BPA is an industrial chemical used to make flame-retardant materials, plastics, receipts and the coating to food containers. More importantly, BPA has been shown to act as a weak xenoestrogen when ingested, dermally absorbed or inhaled. Studies have shown that low dose BPA exposure during perinatal periods can have a significant impact on the Hypothalamic Pituitary Adrenal (HPA) axis. This influence on the HPA axis can lead to various mental disorders such as depression, bipolar disorder and anxiety. However, little is known about BPA’s influence at the level of the pituitary, specifically in corticotrophs.

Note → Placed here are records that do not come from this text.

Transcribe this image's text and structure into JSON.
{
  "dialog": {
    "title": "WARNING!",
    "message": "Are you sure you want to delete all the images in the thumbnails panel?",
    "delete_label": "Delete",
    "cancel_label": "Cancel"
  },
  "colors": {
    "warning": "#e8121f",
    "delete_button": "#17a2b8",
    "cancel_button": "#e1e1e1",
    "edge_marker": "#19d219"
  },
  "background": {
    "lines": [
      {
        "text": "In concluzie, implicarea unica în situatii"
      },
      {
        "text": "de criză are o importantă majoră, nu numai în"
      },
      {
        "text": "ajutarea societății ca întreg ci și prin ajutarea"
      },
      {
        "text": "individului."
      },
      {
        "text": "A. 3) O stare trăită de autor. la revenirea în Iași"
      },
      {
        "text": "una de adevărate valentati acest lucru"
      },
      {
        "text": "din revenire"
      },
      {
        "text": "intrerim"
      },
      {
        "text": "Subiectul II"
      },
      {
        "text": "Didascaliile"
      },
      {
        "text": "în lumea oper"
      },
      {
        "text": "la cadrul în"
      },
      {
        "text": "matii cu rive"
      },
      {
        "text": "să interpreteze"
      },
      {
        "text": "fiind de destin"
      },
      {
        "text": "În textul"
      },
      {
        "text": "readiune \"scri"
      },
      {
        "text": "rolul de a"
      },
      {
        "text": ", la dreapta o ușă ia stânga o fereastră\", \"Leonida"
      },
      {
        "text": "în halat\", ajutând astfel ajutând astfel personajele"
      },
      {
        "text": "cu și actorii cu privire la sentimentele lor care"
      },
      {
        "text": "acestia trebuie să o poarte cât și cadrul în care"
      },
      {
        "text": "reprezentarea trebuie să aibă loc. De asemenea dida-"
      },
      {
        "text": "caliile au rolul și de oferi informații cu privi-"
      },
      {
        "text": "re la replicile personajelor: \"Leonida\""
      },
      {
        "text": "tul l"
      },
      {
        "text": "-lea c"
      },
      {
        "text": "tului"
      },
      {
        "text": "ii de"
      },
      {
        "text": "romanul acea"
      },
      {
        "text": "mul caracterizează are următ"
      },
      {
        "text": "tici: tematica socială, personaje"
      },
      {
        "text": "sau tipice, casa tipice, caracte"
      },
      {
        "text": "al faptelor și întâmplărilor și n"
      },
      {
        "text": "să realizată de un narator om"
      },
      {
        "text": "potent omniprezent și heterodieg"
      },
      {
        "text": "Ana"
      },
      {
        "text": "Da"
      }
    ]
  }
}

The postnatal time period is a crucial window of development for the pituitary and disruption in its growth can result in adverse effects. In our lab, we focus on the effects of BPA on the developing pituitary of postnatal mice. Our current studies involved an in vivo mouse model in which mice were dosed with various amounts of BPA. To determine the effects of BPA exposure on the pituitary, mice were orally dosed 0.05 μg/kg/day, 0.5μg/kg/day, human relevant doses of BPA, 50μg/kg/day, the oral reference dose, and 50μg/kg/day estradiol (E2), to induce expression of E2 regulated genes. Results also showed a significant decrease in Pomc mRNA levels in females at 0.5μg/kg/day and 50μg/kg/day BPA. Whereas males experienced a significant decrease in Pomc mRNA levels at 0.5μg/kg/day. Estradiol exposure decreased Pomc gene expression in both males and females. The effects of BPA on Pomc expression appeared to be sex dependent, so our lab decided to run experiments to further investigate. Specifically, identifying the mechanism in which BPA down regulates Pomc mRNA levels. In our studies, pituitary explants were treated in culture with the estrogen receptor agonists of Esr1, Esr2 and Gpr30. Our results revealed activation of Gpr30 in males led to a significant decrease in Pomc mRNA levels, whereas activation of both Esr1 and Esr2 led to a significant decrease of Pomc mRNA levels in females. This data indicates that BPA repression of Pomc mRNA levels may regulate differently in males and females. Overall, our studies suggest that BPA downregulates Pomc expression using a sex dependent mechanism.
University of Maryland Baltimore County
Dr. Lori Raetzman
Department of Research Advisor:
Molecular & Integrative Physiology
Year of Publication: